Panther Card every Pitt student’s pass to free entertainment

Getting around in a big city can be confusing for a lot of students, especially freshmen who are leaving a small town for the first time. Here’s a piece of advice: Keep your student ID (Panther Card) on you at all times — more so than your newly acquired just-for-college credit card, but try not to lose that either. 

Your Panther Card is the key to your survival, as well as entertainment around campus and the city of Pittsburgh in general. Unlike those folks in the real world, you, sir or madam, get to ride the public Port Authority buses for free. All you have to do is present your card to pay for your fare. 

Although Pitt has its own shuttles that move masses of college kids around campus daily, they won’t take you to the North Side to see some Pirates action or to the Strip District to catch that indie band on a Thursday night. Port Authority, although not always as reliable as the Pitt shuttles, is a “free” luxury paid exclusively through your Panther Card.

Free transportation is not the only perk of a Panther Card. With your ID, take the chance to explore Pittsburgh’s art scene.

Pitt students have free admission to Pittsburgh’s top museums, including the Andy Warhol Museum and Carnegie Museums. The Carnegie Museum of Art and Natural History is right in Oakland, with exhibits in just about every subject. The Warhol is on the North Shore (Remember that Port Authority thing?) and draws tourists and Warhol admirers alike from all over the country — and it’s available to Pitt students for free.

Pitt Arts is a program exclusively available to Pitt students who attend cultural events such as concerts and art exhibits. Not all of the Pitt Arts events are free, but ticket prices are often considerably reduced for students.

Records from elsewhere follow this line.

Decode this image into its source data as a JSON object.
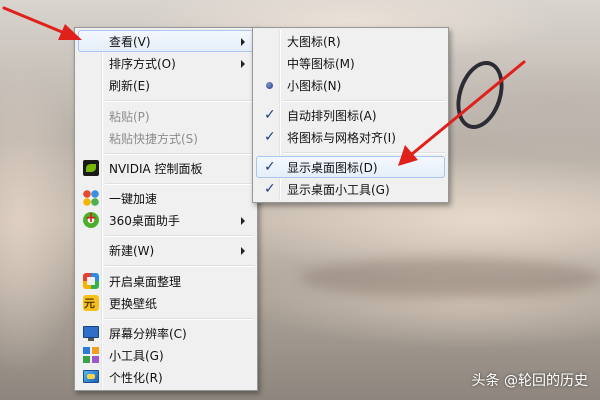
{
  "context_menu": {
    "items": [
      {
        "label": "查看(V)",
        "has_submenu": true,
        "highlighted": true
      },
      {
        "label": "排序方式(O)",
        "has_submenu": true
      },
      {
        "label": "刷新(E)"
      },
      {
        "label": "粘贴(P)",
        "disabled": true
      },
      {
        "label": "粘贴快捷方式(S)",
        "disabled": true
      },
      {
        "label": "NVIDIA 控制面板",
        "icon": "nvidia-icon"
      },
      {
        "label": "一键加速",
        "icon": "speedup-icon"
      },
      {
        "label": "360桌面助手",
        "icon": "360-desktop-icon",
        "has_submenu": true
      },
      {
        "label": "新建(W)",
        "has_submenu": true
      },
      {
        "label": "开启桌面整理",
        "icon": "desktop-organize-icon"
      },
      {
        "label": "更换壁纸",
        "icon": "wallpaper-icon"
      },
      {
        "label": "屏幕分辨率(C)",
        "icon": "screen-resolution-icon"
      },
      {
        "label": "小工具(G)",
        "icon": "gadgets-icon"
      },
      {
        "label": "个性化(R)",
        "icon": "personalize-icon"
      }
    ]
  },
  "view_submenu": {
    "items": [
      {
        "label": "大图标(R)"
      },
      {
        "label": "中等图标(M)"
      },
      {
        "label": "小图标(N)",
        "radio_selected": true
      },
      {
        "label": "自动排列图标(A)",
        "checked": true
      },
      {
        "label": "将图标与网格对齐(I)",
        "checked": true
      },
      {
        "label": "显示桌面图标(D)",
        "checked": true,
        "highlighted": true
      },
      {
        "label": "显示桌面小工具(G)",
        "checked": true
      }
    ]
  },
  "annotation_color": "#e0201a",
  "watermark": "头条 @轮回的历史"
}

Students also receive free entry into the immensely popular Phipps Conservatory, also located in Oakland, just a stroll around the block toward Schenley Park. Phipps is home to numerous botanical exhibits with the world’s most vibrant plants on display. If your professors aren’t kind enough to take a class field trip there, you should take advantage of your new privileges as a Pitt student and go yourself. 

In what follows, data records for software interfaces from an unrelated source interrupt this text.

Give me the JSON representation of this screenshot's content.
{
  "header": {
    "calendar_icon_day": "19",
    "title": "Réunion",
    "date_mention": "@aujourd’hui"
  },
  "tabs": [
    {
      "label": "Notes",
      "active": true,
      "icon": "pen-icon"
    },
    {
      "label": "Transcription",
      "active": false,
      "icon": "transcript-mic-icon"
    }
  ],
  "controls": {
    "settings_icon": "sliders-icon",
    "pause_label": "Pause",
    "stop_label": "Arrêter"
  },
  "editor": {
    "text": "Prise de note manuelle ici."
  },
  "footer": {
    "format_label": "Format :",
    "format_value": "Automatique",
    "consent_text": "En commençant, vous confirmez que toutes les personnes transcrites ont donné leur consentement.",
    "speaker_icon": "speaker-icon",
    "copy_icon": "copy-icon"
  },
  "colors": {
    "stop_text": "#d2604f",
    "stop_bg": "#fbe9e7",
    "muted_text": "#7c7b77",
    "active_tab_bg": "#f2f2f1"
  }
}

Your Panther Card brings many affordable (ahem, free) options during weekends or syllabus week, when your workload hasn’t caused you to lose any sleep yet and you’re still wondering what there is to do around the ‘Burgh. If you lose it, you can always pick up a new one at Panther Central. The first two replacements are free, but any after that cost $20 — not a bad price for the finest cultural happenings in the city.